The survey of 400 responses polled residents on their knowledge of the OPEB shortfall and measured favor for a variety of different solutions. About 28% of respondents said they would prefer budget cuts to satisfy the debt, and around 8% said they would rather increase taxes. Nearly 55% of respondents said they thought a combination of cuts and tax increases would be the best bet.

And as far as specific cuts were concerned, residents showed an interest in cutting or eliminating many of the non-public safety service departments, like the Animal Welfare Division, in-house assessing, community programming like Woodward Dream Cruise festivities, and household hazardous waste disposal and gypsy moth control.

Residents showed a slight lean in favor of cutting fire response from Station 4, and an 80% opposition to reducing 10 police positions.

The No SAD Committee’s suggestions are to reduce employee benefits in health care and 401(a) plans, outsourcing some service to the county, reducing spending in big-ticket departments like roads and public safety, and stressing competitive bidding for contracts — an effort that township officials insist is already in place.

But cuts that don’t include police and fire won’t be enough to close the OPEB funding gap, according to Scott Patton, of Plante Moran.

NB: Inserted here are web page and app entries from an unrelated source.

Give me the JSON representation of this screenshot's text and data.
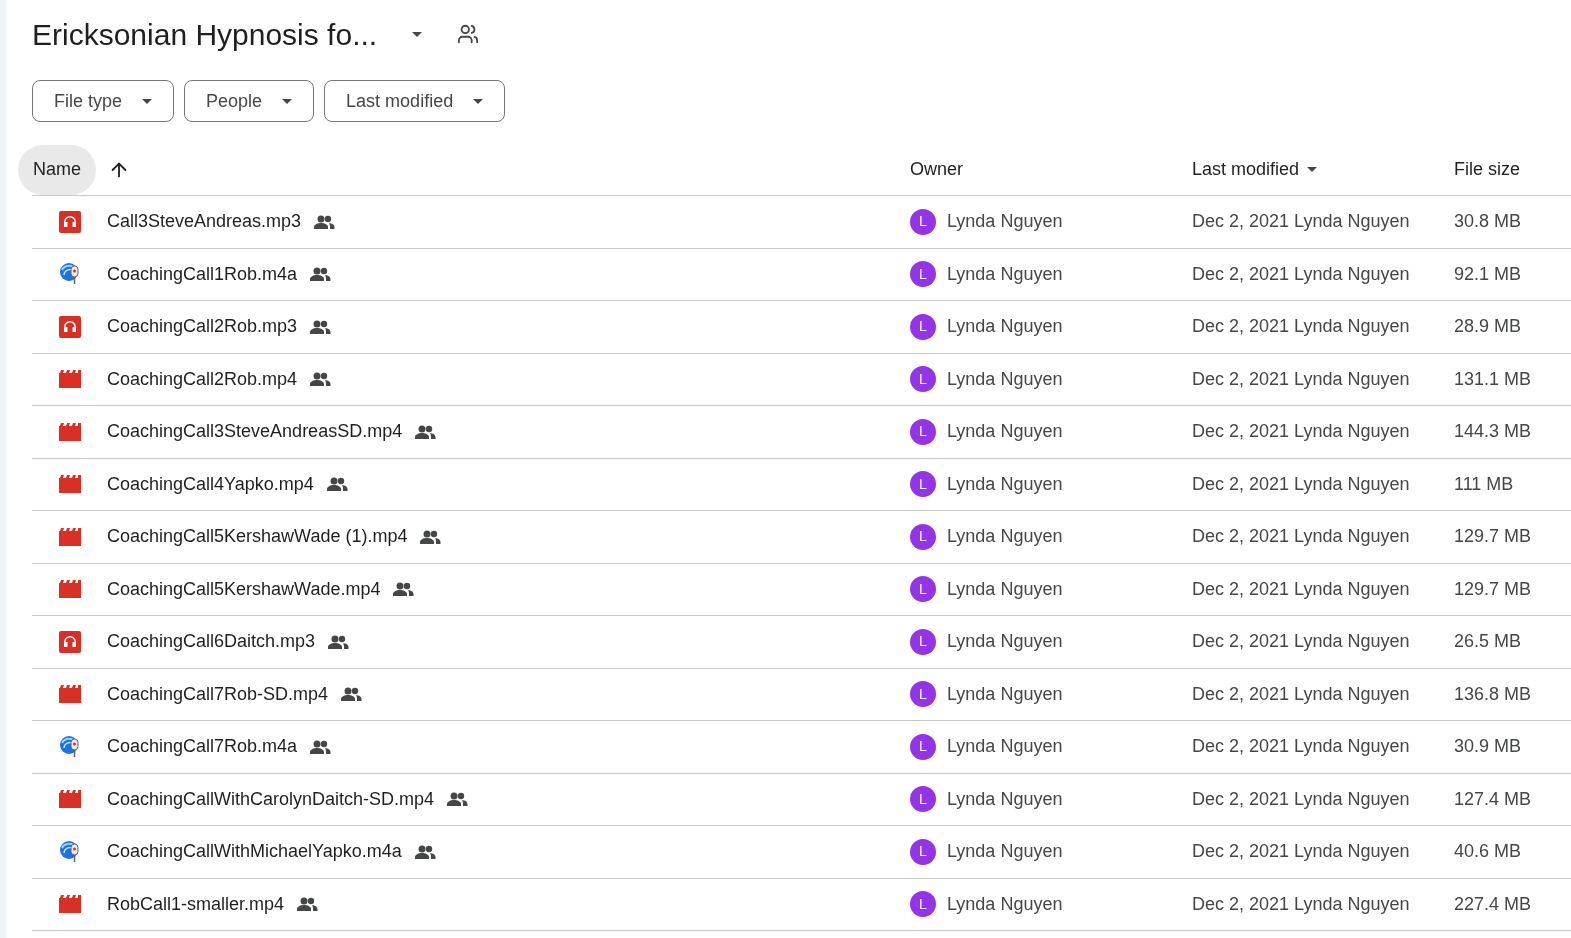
{
  "folder": {
    "title": "Ericksonian Hypnosis fo..."
  },
  "filters": [
    {
      "label": "File type"
    },
    {
      "label": "People"
    },
    {
      "label": "Last modified"
    }
  ],
  "columns": {
    "name": {
      "label": "Name",
      "selected": true
    },
    "owner": "Owner",
    "modified": "Last modified",
    "size": "File size"
  },
  "rows": [
    {
      "name": "Call3SteveAndreas.mp3",
      "kind": "audio",
      "owner": "Lynda Nguyen",
      "initial": "L",
      "color": "#9334e6",
      "modified": "Dec 2, 2021 Lynda Nguyen",
      "size": "30.8 MB"
    },
    {
      "name": "CoachingCall1Rob.m4a",
      "kind": "m4a",
      "owner": "Lynda Nguyen",
      "initial": "L",
      "color": "#9334e6",
      "modified": "Dec 2, 2021 Lynda Nguyen",
      "size": "92.1 MB"
    },
    {
      "name": "CoachingCall2Rob.mp3",
      "kind": "audio",
      "owner": "Lynda Nguyen",
      "initial": "L",
      "color": "#9334e6",
      "modified": "Dec 2, 2021 Lynda Nguyen",
      "size": "28.9 MB"
    },
    {
      "name": "CoachingCall2Rob.mp4",
      "kind": "video",
      "owner": "Lynda Nguyen",
      "initial": "L",
      "color": "#9334e6",
      "modified": "Dec 2, 2021 Lynda Nguyen",
      "size": "131.1 MB"
    },
    {
      "name": "CoachingCall3SteveAndreasSD.mp4",
      "kind": "video",
      "owner": "Lynda Nguyen",
      "initial": "L",
      "color": "#9334e6",
      "modified": "Dec 2, 2021 Lynda Nguyen",
      "size": "144.3 MB"
    },
    {
      "name": "CoachingCall4Yapko.mp4",
      "kind": "video",
      "owner": "Lynda Nguyen",
      "initial": "L",
      "color": "#9334e6",
      "modified": "Dec 2, 2021 Lynda Nguyen",
      "size": "111 MB"
    },
    {
      "name": "CoachingCall5KershawWade (1).mp4",
      "kind": "video",
      "owner": "Lynda Nguyen",
      "initial": "L",
      "color": "#9334e6",
      "modified": "Dec 2, 2021 Lynda Nguyen",
      "size": "129.7 MB"
    },
    {
      "name": "CoachingCall5KershawWade.mp4",
      "kind": "video",
      "owner": "Lynda Nguyen",
      "initial": "L",
      "color": "#9334e6",
      "modified": "Dec 2, 2021 Lynda Nguyen",
      "size": "129.7 MB"
    },
    {
      "name": "CoachingCall6Daitch.mp3",
      "kind": "audio",
      "owner": "Lynda Nguyen",
      "initial": "L",
      "color": "#9334e6",
      "modified": "Dec 2, 2021 Lynda Nguyen",
      "size": "26.5 MB"
    },
    {
      "name": "CoachingCall7Rob-SD.mp4",
      "kind": "video",
      "owner": "Lynda Nguyen",
      "initial": "L",
      "color": "#9334e6",
      "modified": "Dec 2, 2021 Lynda Nguyen",
      "size": "136.8 MB"
    },
    {
      "name": "CoachingCall7Rob.m4a",
      "kind": "m4a",
      "owner": "Lynda Nguyen",
      "initial": "L",
      "color": "#9334e6",
      "modified": "Dec 2, 2021 Lynda Nguyen",
      "size": "30.9 MB"
    },
    {
      "name": "CoachingCallWithCarolynDaitch-SD.mp4",
      "kind": "video",
      "owner": "Lynda Nguyen",
      "initial": "L",
      "color": "#9334e6",
      "modified": "Dec 2, 2021 Lynda Nguyen",
      "size": "127.4 MB"
    },
    {
      "name": "CoachingCallWithMichaelYapko.m4a",
      "kind": "m4a",
      "owner": "Lynda Nguyen",
      "initial": "L",
      "color": "#9334e6",
      "modified": "Dec 2, 2021 Lynda Nguyen",
      "size": "40.6 MB"
    },
    {
      "name": "RobCall1-smaller.mp4",
      "kind": "video",
      "owner": "Lynda Nguyen",
      "initial": "L",
      "color": "#9334e6",
      "modified": "Dec 2, 2021 Lynda Nguyen",
      "size": "227.4 MB"
    }
  ]
}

At a board meeting April 8, Patton told trustees that a cost savings substantial enough to bring coffers into the black would likely have to impact the quality of services.

For more information on the SAD proposal, including ballot language, visit the Government tab on the Bloomfield Township website, Residents can also attend an informational town hall meeting at 7 p.m. Wednesday, July 31, at Bloomfield Township Hall, 4200 Telegraph Road in Bloomfield Township. For more on its opposition, visit